EDITORIAL: Speaking at a recent seminar organised to mark the World Population Day, Federal Minister for National Health Services Abdul Qadir Patel expressed the lament that some elements were trying to create the impression that planned parenthood as well as vaccinations against polio and Covid-19 are not compatible with religion, which he termed “very dangerous behaviour”.
None of this is new, though. Resistance to family planning programme is as old as the programme itself, first launched in the 1960s. More serious is the opposition by certain sections of society to anti- polio inoculation.
Health workers are harassed and attacked. As the minister noted, some 60 health workers have lost their lives while trying to help save children from the debilitating disease which is also contagious, only because of a misconception that it is a Western conspiracy to control Muslim populations. This is an extraordinary challenge requiring extraordinary efforts.
The risk perception regarding Covid-19, however, is overstated although the minister said conspiracy theories abound on social media that claim Covid-19 vaccines also have an adverse impact on reproductive health.
Most people have responded well to vaccination campaigns.
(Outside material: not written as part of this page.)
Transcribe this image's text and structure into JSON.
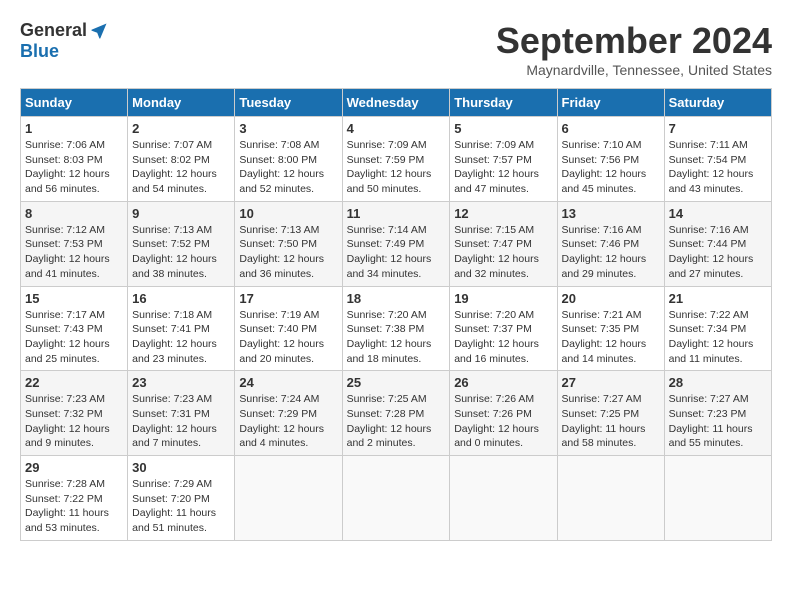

Hesitation on the part of some people is not so surprising. Even in the US and several European countries many have been reacting angrily to Covid vaccinations, staging street protests and fighting with health officials.
In any event regardless of what the others may or may not be doing, the minister is expected to come up with his own plan of action to address the population growth rate that at over 2.4 percent is the highest in this region. Consequently, Pakistan has graduated from being the sixth to fifth most populous country.
At this rate, the minister warned, our population is set to rise from the present (as per the last census, nearly 242 million) to 285-300 million by the end of 2030. It is worth noting that at the time of separation from Pakistan in ‘71 the erstwhile East Pakistan, thence on Bangladesh, had more people than the country’s western wing, now they number only 164.7 million (2020 figures).
Three factors have contributed to that country’s remarkable birth control progress, making it a role model of sorts. One has been reaching out to the masses with the message through local clerics and influential religious leaders, preceded by provision of practical support through a network of family planning clinics together with catchy slogans.
At one point, both these last two measures were used in this country as well, but fell through along the way because of blinkered views that have been allowed to spread. In fact, in a sign of weakness, the government has also changed the name of the programme from population planning to population welfare.
If it cannot even assign its agenda a proper designation, it is far less likely to promote the same in an effective manner. Success will come from action rather than telling the people to reject conspiracy theories, and censuring unnamed elements for misleading the public to thwart population control initiatives.
Copyright Business Recorder, 2022